§ Task item: Across the data below, how many lines have the word "JSON" in them? Respond with the number alone.

App and web page records:
::::::::::

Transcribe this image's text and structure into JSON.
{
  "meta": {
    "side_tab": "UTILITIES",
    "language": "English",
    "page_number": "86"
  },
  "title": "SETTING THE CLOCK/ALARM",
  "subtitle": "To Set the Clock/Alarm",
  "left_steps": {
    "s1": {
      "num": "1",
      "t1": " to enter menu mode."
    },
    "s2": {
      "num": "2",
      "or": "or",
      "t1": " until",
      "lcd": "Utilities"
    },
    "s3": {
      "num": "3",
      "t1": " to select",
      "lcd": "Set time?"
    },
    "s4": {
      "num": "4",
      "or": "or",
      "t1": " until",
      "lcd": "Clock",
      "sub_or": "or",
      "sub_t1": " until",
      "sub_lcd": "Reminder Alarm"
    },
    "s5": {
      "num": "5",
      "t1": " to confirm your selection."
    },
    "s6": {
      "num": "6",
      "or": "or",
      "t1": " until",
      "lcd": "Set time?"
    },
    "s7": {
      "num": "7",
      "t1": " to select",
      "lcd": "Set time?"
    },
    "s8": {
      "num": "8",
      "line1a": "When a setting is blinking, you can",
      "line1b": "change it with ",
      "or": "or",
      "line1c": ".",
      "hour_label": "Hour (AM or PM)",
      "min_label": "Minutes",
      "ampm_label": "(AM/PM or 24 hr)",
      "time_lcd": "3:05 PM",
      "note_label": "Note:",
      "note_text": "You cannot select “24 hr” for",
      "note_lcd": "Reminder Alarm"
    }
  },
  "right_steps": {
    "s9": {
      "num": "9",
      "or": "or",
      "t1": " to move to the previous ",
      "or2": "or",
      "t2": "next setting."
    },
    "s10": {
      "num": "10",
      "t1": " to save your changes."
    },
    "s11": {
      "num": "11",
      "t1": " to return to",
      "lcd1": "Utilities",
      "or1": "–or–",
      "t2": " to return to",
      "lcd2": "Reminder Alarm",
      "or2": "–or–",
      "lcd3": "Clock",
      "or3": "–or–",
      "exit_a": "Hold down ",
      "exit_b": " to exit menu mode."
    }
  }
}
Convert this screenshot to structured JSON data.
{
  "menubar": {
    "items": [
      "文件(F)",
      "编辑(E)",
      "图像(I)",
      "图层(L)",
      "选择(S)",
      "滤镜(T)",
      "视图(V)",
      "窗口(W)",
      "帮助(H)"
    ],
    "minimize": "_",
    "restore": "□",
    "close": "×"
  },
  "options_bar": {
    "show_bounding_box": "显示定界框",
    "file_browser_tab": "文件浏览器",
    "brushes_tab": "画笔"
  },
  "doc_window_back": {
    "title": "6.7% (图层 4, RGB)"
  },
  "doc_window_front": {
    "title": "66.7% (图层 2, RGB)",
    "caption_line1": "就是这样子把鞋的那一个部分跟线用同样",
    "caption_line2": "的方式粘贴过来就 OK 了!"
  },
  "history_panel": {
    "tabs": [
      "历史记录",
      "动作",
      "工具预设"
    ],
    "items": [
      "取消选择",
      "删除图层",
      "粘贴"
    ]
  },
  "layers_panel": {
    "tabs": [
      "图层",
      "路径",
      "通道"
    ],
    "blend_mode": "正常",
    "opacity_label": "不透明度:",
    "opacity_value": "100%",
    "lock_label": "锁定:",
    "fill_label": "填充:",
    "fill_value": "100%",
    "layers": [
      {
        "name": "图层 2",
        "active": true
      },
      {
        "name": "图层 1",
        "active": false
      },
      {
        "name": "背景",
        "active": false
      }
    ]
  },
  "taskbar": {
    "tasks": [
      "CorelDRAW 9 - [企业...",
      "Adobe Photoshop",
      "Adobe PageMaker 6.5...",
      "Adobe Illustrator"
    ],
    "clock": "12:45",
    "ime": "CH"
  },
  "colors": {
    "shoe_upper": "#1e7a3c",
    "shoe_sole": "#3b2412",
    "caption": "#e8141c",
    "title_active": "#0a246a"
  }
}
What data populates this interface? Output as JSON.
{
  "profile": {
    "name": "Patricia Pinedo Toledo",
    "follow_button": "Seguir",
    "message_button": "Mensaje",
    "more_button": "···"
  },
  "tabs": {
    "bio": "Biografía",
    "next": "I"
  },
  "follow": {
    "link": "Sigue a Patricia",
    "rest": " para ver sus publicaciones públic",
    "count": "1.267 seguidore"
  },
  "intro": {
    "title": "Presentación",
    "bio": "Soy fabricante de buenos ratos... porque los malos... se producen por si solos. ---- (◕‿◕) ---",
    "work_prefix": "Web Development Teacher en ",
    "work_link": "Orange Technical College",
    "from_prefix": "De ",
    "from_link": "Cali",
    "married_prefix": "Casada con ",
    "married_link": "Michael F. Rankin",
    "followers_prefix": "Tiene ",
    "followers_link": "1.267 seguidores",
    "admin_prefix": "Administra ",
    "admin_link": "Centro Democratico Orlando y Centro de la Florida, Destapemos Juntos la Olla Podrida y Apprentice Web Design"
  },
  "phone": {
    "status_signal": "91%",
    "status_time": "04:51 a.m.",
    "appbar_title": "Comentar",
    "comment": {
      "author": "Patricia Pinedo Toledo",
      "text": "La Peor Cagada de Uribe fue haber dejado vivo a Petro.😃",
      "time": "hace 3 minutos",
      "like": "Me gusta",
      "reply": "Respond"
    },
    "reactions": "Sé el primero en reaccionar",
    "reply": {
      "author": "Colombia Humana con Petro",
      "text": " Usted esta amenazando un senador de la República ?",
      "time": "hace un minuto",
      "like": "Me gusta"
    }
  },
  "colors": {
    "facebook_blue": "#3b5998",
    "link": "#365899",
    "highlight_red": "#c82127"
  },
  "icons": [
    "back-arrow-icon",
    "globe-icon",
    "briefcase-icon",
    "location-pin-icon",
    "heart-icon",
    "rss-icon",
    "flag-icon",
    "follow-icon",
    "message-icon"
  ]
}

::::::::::

§ Reply: 3